Civil organisation Save SA has come out strongly against President Jacob Zuma’s statements on Monday that marches against him on Friday were racist.
Addressing crowds at the commemoration of the cowardly assassination of for MK Commander Chris Hani on Monday in Boksburg, President Zuma said he thought posters that were displayed at last week’s marches by protesters had died in 1994
However, the Save SA civil organisation has come out strongly against that. In a statement issued by the organisation, it said, “We have observed in the recent period that the president has, out of desperation, been demonstrating an inclination to invoke the race card in a divisive manner.”
He alleged that some posters depicted black people as baboons.
“It is clear some of our white compatriots regard black people as lesser human beings or subhuman,” Zuma said.
Save SA however said that if Zuma was truly offended, he would report the matter to the Human Rights Commission.
“Had we seen these [posters], not only would we have removed them, but believe that the multitudes who marched with us under our national flag would not have tolerated these.”
Law enforcement agencies estimate that 20 000 people took part in the anti-Zuma march to the Union Buildings on Friday.
“Zuma’s remarks indicate that he has seen the images and footage from the marches by tens of thousands of South Africans, and we hope he will have noticed that by far the vast majority of posters had one clear message – and that was to tell him he must get out of office now,” Save SA said.

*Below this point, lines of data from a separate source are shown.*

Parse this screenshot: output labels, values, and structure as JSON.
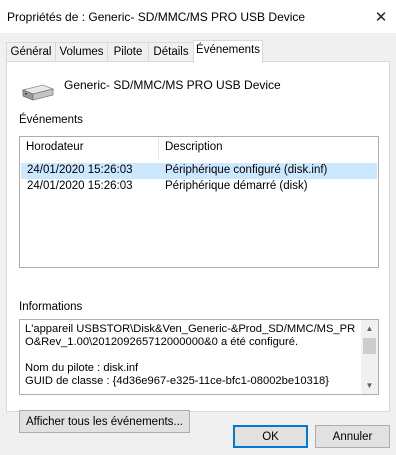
{
  "window": {
    "title": "Propriétés de : Generic- SD/MMC/MS PRO USB Device",
    "close_glyph": "✕"
  },
  "tabs": [
    {
      "label": "Général",
      "active": false
    },
    {
      "label": "Volumes",
      "active": false
    },
    {
      "label": "Pilote",
      "active": false
    },
    {
      "label": "Détails",
      "active": false
    },
    {
      "label": "Événements",
      "active": true
    }
  ],
  "device": {
    "icon": "usb-drive-icon",
    "name": "Generic- SD/MMC/MS PRO USB Device"
  },
  "events": {
    "section_label": "Événements",
    "columns": [
      "Horodateur",
      "Description"
    ],
    "rows": [
      {
        "timestamp": "24/01/2020 15:26:03",
        "description": "Périphérique configuré (disk.inf)",
        "selected": true
      },
      {
        "timestamp": "24/01/2020 15:26:03",
        "description": "Périphérique démarré (disk)",
        "selected": false
      }
    ]
  },
  "information": {
    "section_label": "Informations",
    "paragraph1": "L'appareil USBSTOR\\Disk&Ven_Generic-&Prod_SD/MMC/MS_PRO&Rev_1.00\\201209265712000000&0 a été configuré.",
    "paragraph2_line1": "Nom du pilote : disk.inf",
    "paragraph2_line2": "GUID de classe : {4d36e967-e325-11ce-bfc1-08002be10318}"
  },
  "buttons": {
    "show_all_events": "Afficher tous les événements...",
    "ok": "OK",
    "cancel": "Annuler"
  },
  "colors": {
    "selection": "#cce8ff",
    "accent": "#0078d7",
    "panel_bg": "#ffffff",
    "dialog_bg": "#f0f0f0"
  }
}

Save SA describes itself as a campaign made up of organisations, civil society groups, business leaders, prominent individuals and South African citizens to keep government leaders accountable to the Constitution.